o may assign powers, duties and functions to its officer positions.
Chief administrative officer
- 147 A bylaw under section 146 may establish the position of chief administrative officer of the municipality, whose powers, duties and functions include the following:
o overall management of the operations of the municipality;
o ensuring that the policies, programs and other directions of the council are implemented;
o advising and informing the council on the operation and affairs of the municipality.
- 148 One of the municipal officer positions must be assigned the responsibility of corporate administration, which includes the following powers, duties and functions:
o ensuring that accurate minutes of the meetings of the council and council committees are prepared and that the minutes, bylaws and other records of the business of the council and council committees are maintained and kept safe;
o ensuring that access is provided to records of the council and council committees, as required by law or authorized by the council;
o administering oaths and taking affirmations, affidavits and declarations required to be taken under this Act or any other Act relating to municipalities;
o certifying copies of bylaws and other documents, as required or requested;
o accepting, on behalf of the council or municipality, notices and documents that are required or permitted to be given to, served on, filed with or otherwise provided to the council or municipality;
o keeping the corporate seal, if any, and having it affixed to documents as required.
- 149 One of the municipal officer positions must be assigned the responsibility of financial administration, which includes the following powers, duties and functions:
o receiving all money paid to the municipality;
o ensuring the keeping of all funds and securities of the municipality;
o investing municipal funds, until required, in authorized investments;
o expending municipal money in the manner authorized by the council;
o ensuring that accurate records and full accounts of the financial affairs of the municipality are prepared, maintained and kept safe;
o exercising control and supervision over all other financial affairs of the municipality.”
A common problem in municipal governance is the misunderstanding of the roles of the Mayor and Council and the Chief Administrative Officer (CAO) and other administration officers.
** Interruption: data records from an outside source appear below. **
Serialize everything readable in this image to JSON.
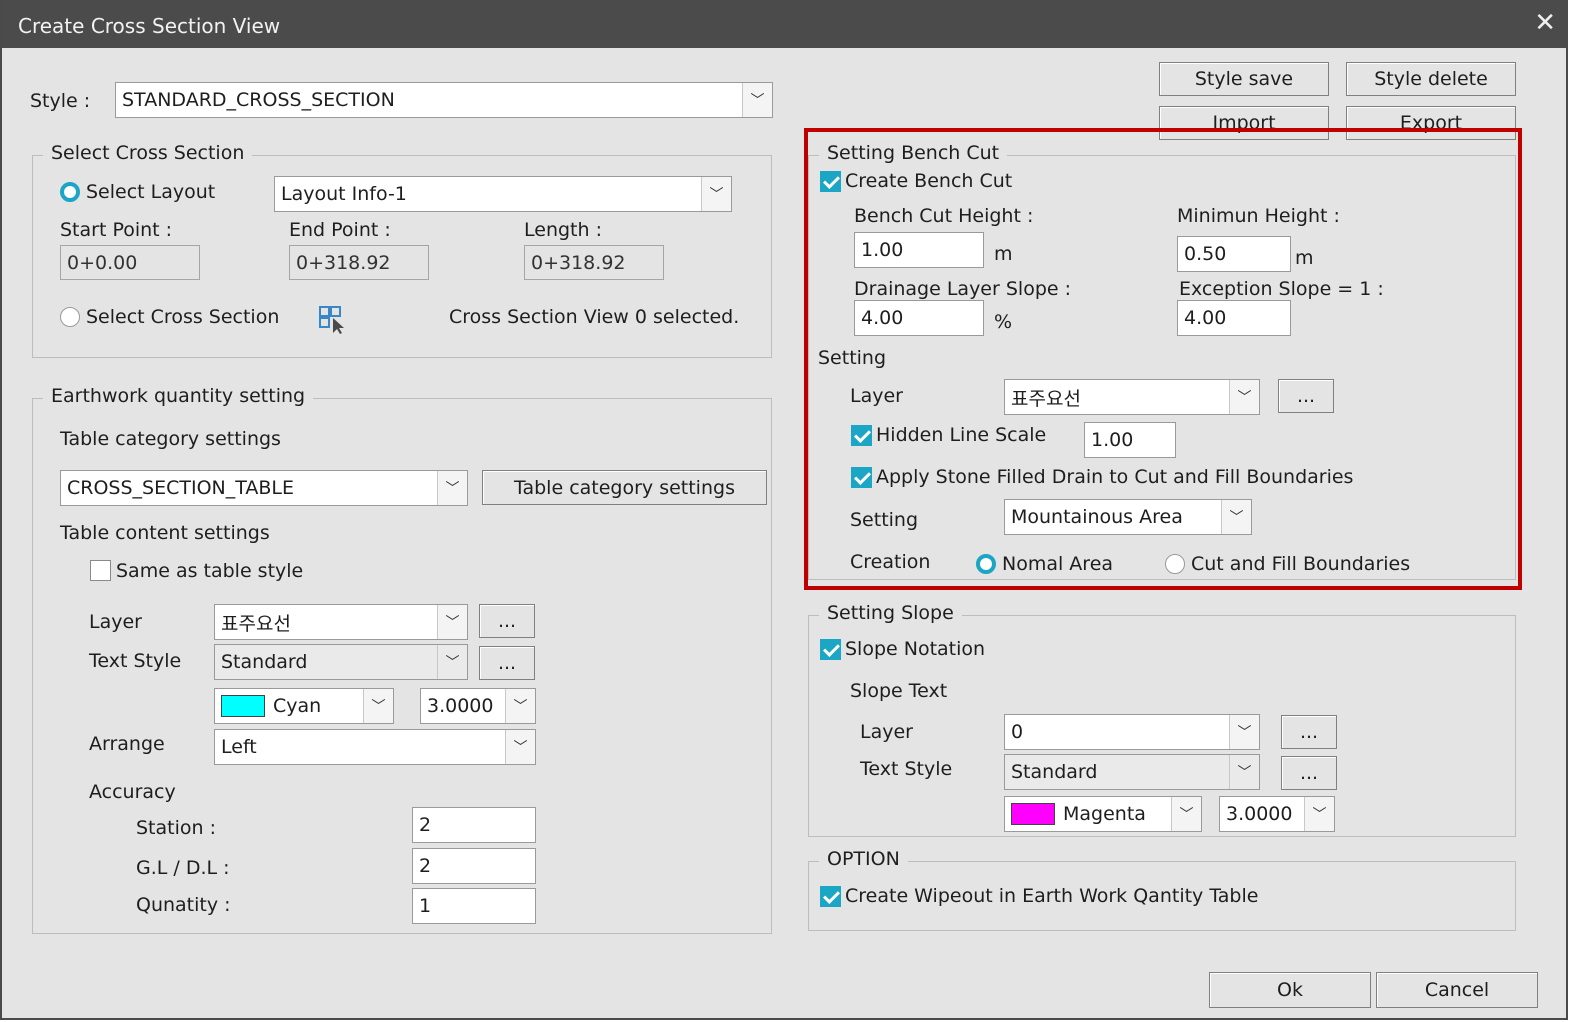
{
  "window": {
    "title": "Create Cross Section View",
    "close_glyph": "✕"
  },
  "style_row": {
    "label": "Style :",
    "value": "STANDARD_CROSS_SECTION"
  },
  "top_buttons": {
    "style_save": "Style save",
    "style_delete": "Style delete",
    "import": "Import",
    "export": "Export"
  },
  "select_cross_section": {
    "legend": "Select Cross Section",
    "select_layout_label": "Select Layout",
    "layout_value": "Layout Info-1",
    "start_point_label": "Start Point :",
    "start_point_value": "0+0.00",
    "end_point_label": "End Point :",
    "end_point_value": "0+318.92",
    "length_label": "Length :",
    "length_value": "0+318.92",
    "select_cross_section_label": "Select Cross Section",
    "status_text": "Cross Section View 0 selected."
  },
  "earthwork": {
    "legend": "Earthwork quantity setting",
    "table_category_label": "Table category settings",
    "table_value": "CROSS_SECTION_TABLE",
    "table_category_button": "Table category settings",
    "table_content_label": "Table content settings",
    "same_as_table_style": "Same as table style",
    "layer_label": "Layer",
    "layer_value": "표주요선",
    "text_style_label": "Text Style",
    "text_style_value": "Standard",
    "color_value": "Cyan",
    "color_hex": "#00ffff",
    "height_value": "3.0000",
    "arrange_label": "Arrange",
    "arrange_value": "Left",
    "accuracy_label": "Accuracy",
    "station_label": "Station :",
    "station_value": "2",
    "gl_dl_label": "G.L / D.L :",
    "gl_dl_value": "2",
    "quantity_label": "Qunatity :",
    "quantity_value": "1",
    "ellipsis": "..."
  },
  "bench_cut": {
    "legend": "Setting Bench Cut",
    "create_bench_cut": "Create Bench Cut",
    "bench_cut_height_label": "Bench Cut Height :",
    "bench_cut_height_value": "1.00",
    "bench_cut_height_unit": "m",
    "minimum_height_label": "Minimun Height :",
    "minimum_height_value": "0.50",
    "minimum_height_unit": "m",
    "drainage_slope_label": "Drainage Layer Slope :",
    "drainage_slope_value": "4.00",
    "drainage_slope_unit": "%",
    "exception_slope_label": "Exception Slope = 1 :",
    "exception_slope_value": "4.00",
    "setting_label": "Setting",
    "layer_label": "Layer",
    "layer_value": "표주요선",
    "ellipsis": "...",
    "hidden_line_scale": "Hidden Line Scale",
    "hidden_line_scale_value": "1.00",
    "apply_stone": "Apply Stone Filled Drain to Cut and Fill Boundaries",
    "setting2_label": "Setting",
    "setting2_value": "Mountainous Area",
    "creation_label": "Creation",
    "normal_area": "Nomal Area",
    "cut_fill_boundaries": "Cut and Fill Boundaries",
    "highlight_color": "#c00000"
  },
  "slope": {
    "legend": "Setting Slope",
    "slope_notation": "Slope Notation",
    "slope_text_label": "Slope Text",
    "layer_label": "Layer",
    "layer_value": "0",
    "text_style_label": "Text Style",
    "text_style_value": "Standard",
    "color_value": "Magenta",
    "color_hex": "#ff00ff",
    "height_value": "3.0000",
    "ellipsis": "..."
  },
  "option": {
    "legend": "OPTION",
    "create_wipeout": "Create Wipeout in Earth Work Qantity Table"
  },
  "footer": {
    "ok": "Ok",
    "cancel": "Cancel"
  },
  "accent_color": "#1aa6c4"
}
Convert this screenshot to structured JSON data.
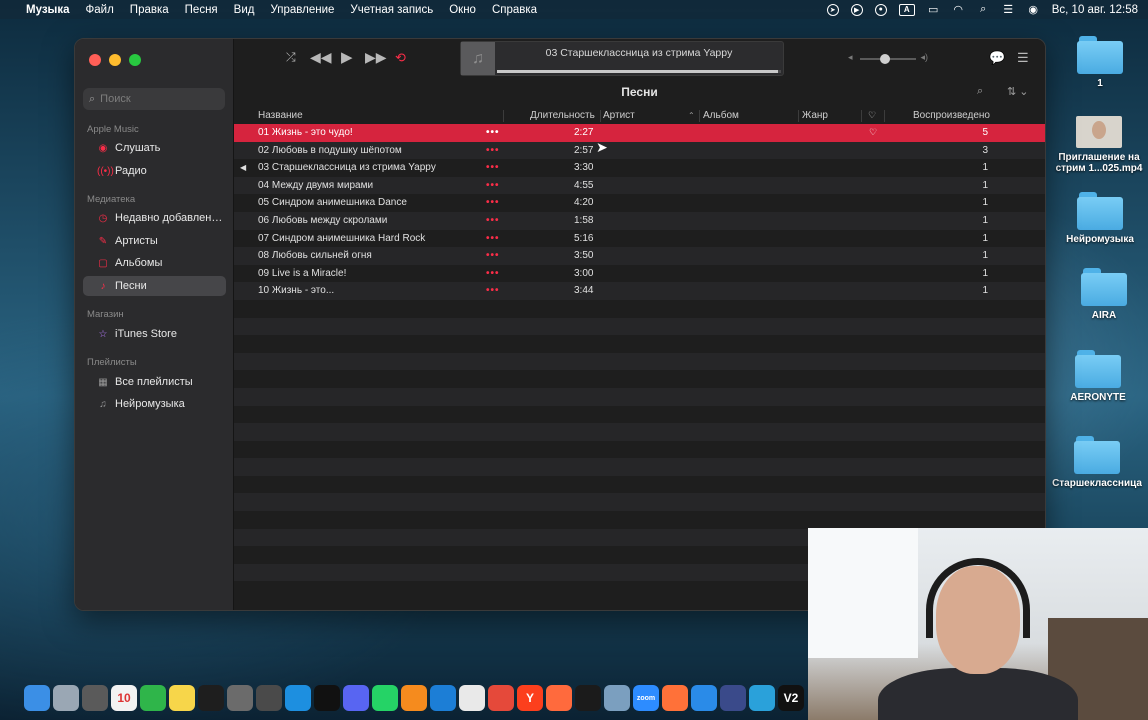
{
  "menubar": {
    "app": "Музыка",
    "items": [
      "Файл",
      "Правка",
      "Песня",
      "Вид",
      "Управление",
      "Учетная запись",
      "Окно",
      "Справка"
    ],
    "clock": "Вс, 10 авг. 12:58",
    "input_source": "A"
  },
  "sidebar": {
    "search_placeholder": "Поиск",
    "sections": {
      "apple_music": "Apple Music",
      "library": "Медиатека",
      "store": "Магазин",
      "playlists": "Плейлисты"
    },
    "items": {
      "listen": "Слушать",
      "radio": "Радио",
      "recently_added": "Недавно добавлен…",
      "artists": "Артисты",
      "albums": "Альбомы",
      "songs": "Песни",
      "itunes_store": "iTunes Store",
      "all_playlists": "Все плейлисты",
      "neuromusic": "Нейромузыка"
    }
  },
  "player": {
    "now_playing": "03 Старшеклассница из стрима Yappy",
    "progress": 0.99,
    "volume": 0.45
  },
  "list": {
    "title": "Песни",
    "columns": {
      "name": "Название",
      "duration": "Длительность",
      "artist": "Артист",
      "album": "Альбом",
      "genre": "Жанр",
      "plays": "Воспроизведено"
    },
    "songs": [
      {
        "title": "01 Жизнь - это чудо!",
        "duration": "2:27",
        "plays": "5",
        "loved": true,
        "selected": true
      },
      {
        "title": "02 Любовь в подушку шёпотом",
        "duration": "2:57",
        "plays": "3"
      },
      {
        "title": "03 Старшеклассница из стрима Yappy",
        "duration": "3:30",
        "plays": "1",
        "playing": true
      },
      {
        "title": "04 Между двумя мирами",
        "duration": "4:55",
        "plays": "1"
      },
      {
        "title": "05 Синдром анимешника Dance",
        "duration": "4:20",
        "plays": "1"
      },
      {
        "title": "06 Любовь между скролами",
        "duration": "1:58",
        "plays": "1"
      },
      {
        "title": "07 Синдром анимешника Hard Rock",
        "duration": "5:16",
        "plays": "1"
      },
      {
        "title": "08 Любовь сильней огня",
        "duration": "3:50",
        "plays": "1"
      },
      {
        "title": "09 Live is a Miracle!",
        "duration": "3:00",
        "plays": "1"
      },
      {
        "title": "10 Жизнь - это...",
        "duration": "3:44",
        "plays": "1"
      }
    ],
    "more_glyph": "•••",
    "heart_glyph": "♡",
    "playing_glyph": "◀"
  },
  "desktop": {
    "items": [
      {
        "label": "1",
        "kind": "folder"
      },
      {
        "label": "Приглашение на стрим 1...025.mp4",
        "kind": "video"
      },
      {
        "label": "Нейромузыка",
        "kind": "folder"
      },
      {
        "label": "AIRA",
        "kind": "folder"
      },
      {
        "label": "AERONYTE",
        "kind": "folder"
      },
      {
        "label": "Старшеклассница",
        "kind": "folder"
      }
    ]
  },
  "dock": {
    "apps": [
      {
        "name": "finder",
        "color": "#3b8fe6"
      },
      {
        "name": "launchpad",
        "color": "#9aa7b4"
      },
      {
        "name": "calculator",
        "color": "#5a5a5a"
      },
      {
        "name": "calendar",
        "color": "#f2f2f2",
        "label": "10"
      },
      {
        "name": "numbers",
        "color": "#2fb54a"
      },
      {
        "name": "notes",
        "color": "#f7d64a"
      },
      {
        "name": "figma",
        "color": "#1e1e1e"
      },
      {
        "name": "automator",
        "color": "#6b6b6b"
      },
      {
        "name": "activity",
        "color": "#4a4a4a"
      },
      {
        "name": "docker",
        "color": "#1d8fe0"
      },
      {
        "name": "capcut",
        "color": "#111111"
      },
      {
        "name": "discord",
        "color": "#5865f2"
      },
      {
        "name": "whatsapp",
        "color": "#25d366"
      },
      {
        "name": "sublime",
        "color": "#f58b1e"
      },
      {
        "name": "vscode",
        "color": "#1c7ed6"
      },
      {
        "name": "textedit",
        "color": "#e9e9e9"
      },
      {
        "name": "chrome",
        "color": "#e5493a"
      },
      {
        "name": "yandex",
        "color": "#fc3f1d",
        "label": "Y"
      },
      {
        "name": "pen",
        "color": "#ff6a3d"
      },
      {
        "name": "terminal",
        "color": "#1b1b1b"
      },
      {
        "name": "preview",
        "color": "#7b9fbf"
      },
      {
        "name": "zoom",
        "color": "#2d8cff",
        "label": "zoom"
      },
      {
        "name": "firefox",
        "color": "#ff7139"
      },
      {
        "name": "safari",
        "color": "#2a8be8"
      },
      {
        "name": "unknown",
        "color": "#3a4a8a"
      },
      {
        "name": "telegram",
        "color": "#2aa1da"
      },
      {
        "name": "v2",
        "color": "#111111",
        "label": "V2"
      }
    ]
  }
}
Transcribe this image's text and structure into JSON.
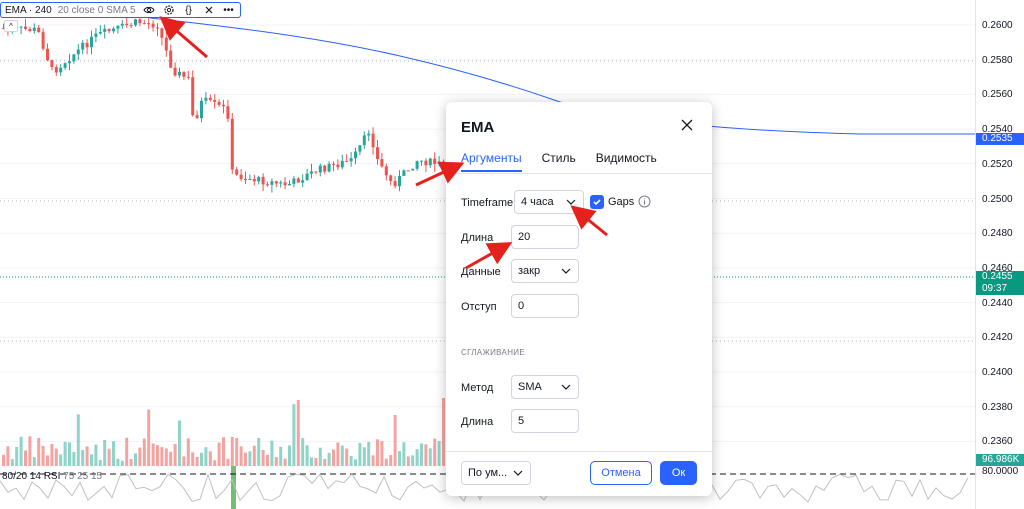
{
  "legend": {
    "name": "EMA · 240",
    "params": "20 close 0 SMA 5"
  },
  "rsi": {
    "levels": "80/20",
    "name": "14 RSI",
    "params": "75 25 15"
  },
  "price_scale": {
    "ticks": [
      "0.2600",
      "0.2580",
      "0.2560",
      "0.2540",
      "0.2520",
      "0.2500",
      "0.2480",
      "0.2460",
      "0.2440",
      "0.2420",
      "0.2400",
      "0.2380",
      "0.2360"
    ],
    "ema_tag": "0.2535",
    "last_price": "0.2455",
    "countdown": "09:37",
    "volume_tag": "96.986K",
    "rsi_tag": "80.0000"
  },
  "dialog": {
    "title": "EMA",
    "tabs": [
      {
        "label": "Аргументы",
        "active": true
      },
      {
        "label": "Стиль",
        "active": false
      },
      {
        "label": "Видимость",
        "active": false
      }
    ],
    "timeframe_label": "Timeframe",
    "timeframe_value": "4 часа",
    "gaps_label": "Gaps",
    "gaps_checked": true,
    "length_label": "Длина",
    "length_value": "20",
    "source_label": "Данные",
    "source_value": "закр",
    "offset_label": "Отступ",
    "offset_value": "0",
    "smoothing_header": "СГЛАЖИВАНИЕ",
    "method_label": "Метод",
    "method_value": "SMA",
    "smoothing_length_label": "Длина",
    "smoothing_length_value": "5",
    "defaults_label": "По ум...",
    "cancel_label": "Отмена",
    "ok_label": "Ок"
  },
  "colors": {
    "accent": "#2962ff",
    "up": "#26a69a",
    "down": "#ef5350",
    "annotation_arrow": "#e5211d"
  }
}
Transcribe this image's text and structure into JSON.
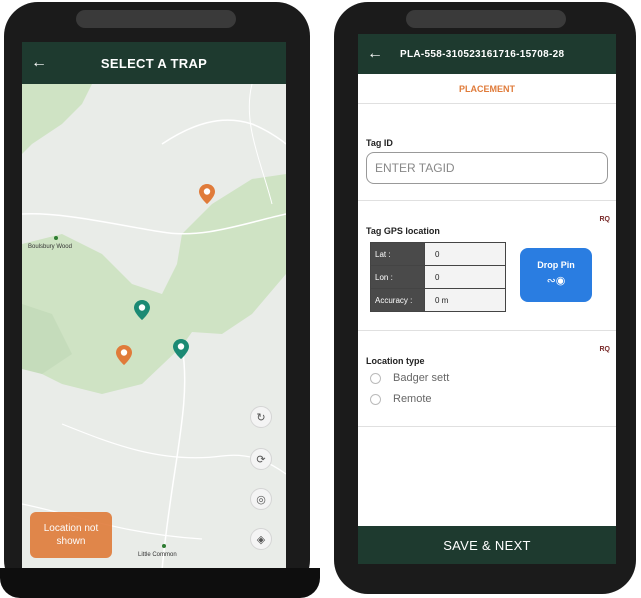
{
  "left_screen": {
    "title": "SELECT A TRAP",
    "map": {
      "places": [
        "Boulsbury Wood",
        "Little Common"
      ],
      "location_badge": "Location not shown",
      "controls": [
        "rotate-icon",
        "route-icon",
        "locate-icon",
        "layers-icon"
      ]
    }
  },
  "right_screen": {
    "title": "PLA-558-310523161716-15708-28",
    "tab": "PLACEMENT",
    "tag_id": {
      "label": "Tag ID",
      "placeholder": "ENTER TAGID",
      "value": ""
    },
    "gps": {
      "label": "Tag GPS location",
      "required": "RQ",
      "rows": [
        {
          "key": "Lat :",
          "value": "0"
        },
        {
          "key": "Lon :",
          "value": "0"
        },
        {
          "key": "Accuracy :",
          "value": "0 m"
        }
      ],
      "drop_pin_label": "Drop Pin"
    },
    "location_type": {
      "label": "Location type",
      "required": "RQ",
      "options": [
        "Badger sett",
        "Remote"
      ]
    },
    "save_label": "SAVE & NEXT"
  },
  "colors": {
    "appbar": "#1e3a2f",
    "accent_orange": "#e07b3a",
    "pin_teal": "#1b8a74",
    "drop_pin_blue": "#2a7de1",
    "map_green": "#cfe3c4"
  }
}
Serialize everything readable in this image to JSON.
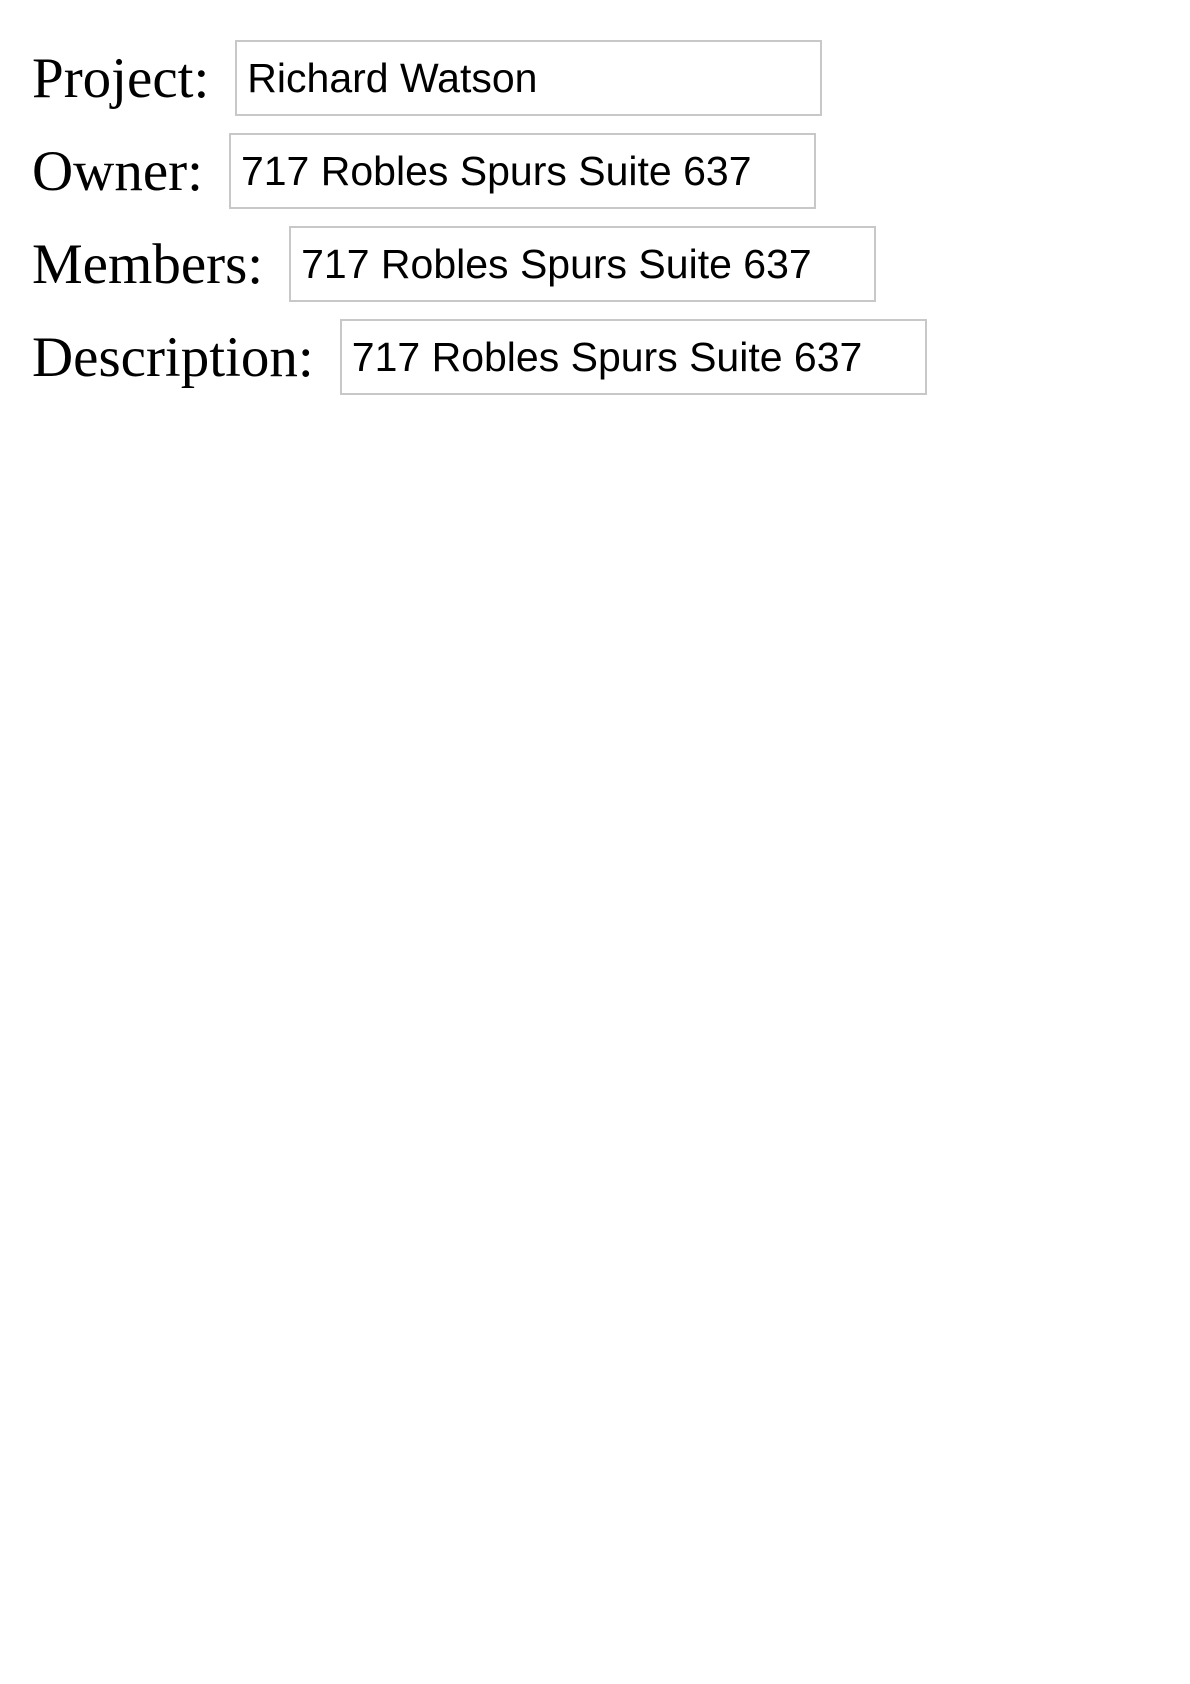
{
  "form": {
    "project": {
      "label": "Project:",
      "value": "Richard Watson"
    },
    "owner": {
      "label": "Owner:",
      "value": "717 Robles Spurs Suite 637"
    },
    "members": {
      "label": "Members:",
      "value": "717 Robles Spurs Suite 637"
    },
    "description": {
      "label": "Description:",
      "value": "717 Robles Spurs Suite 637"
    }
  }
}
Read what is required of these positions in the Community Charter. In theory the functions of each are clear. In operation they are less so and can easily become confused to the detriment of all involved, Council, Administration and citizen ratepayers. I have written about this previously in a posting entitled: Speaking about the Upcoming Municipal Elections and have recommended that all candidates read carefully George Cuff’s two small volumes dealing with municipal governance which are referenced there: 1) Cuff’s Guide for Municipal Leaders: A Survival Guide for Elected Officials; and 2) Cuff’s Guide for Municipal Leaders: The Case for Effective Governance.
Too often candidates put themselves forward in good faith but without the basic knowledge of the job for which they are applying to make themselves truly useful for several years. We are interested in democracy, not dumbocracy, and it is incumbent on those putting themselves forward to demonstrate that they not only have ideas, but have knowledge of the context, policies and procedures within which they must work to see those ideas bear fruit. A candidate owes it to his fellow citizens to be ready to fully engage in the office for which she/he is running from the get-go rather than after several years of frustrating on the job training –or never. A good heart and good intentions are not enough to make an effective Mayor or Councillor or an effective Council.
Comments would be appreciated from past or present Mayors or Councillors, past or present candidates and of course from voters or potential voters. How can we do a better job? Or are we doing as well as we can?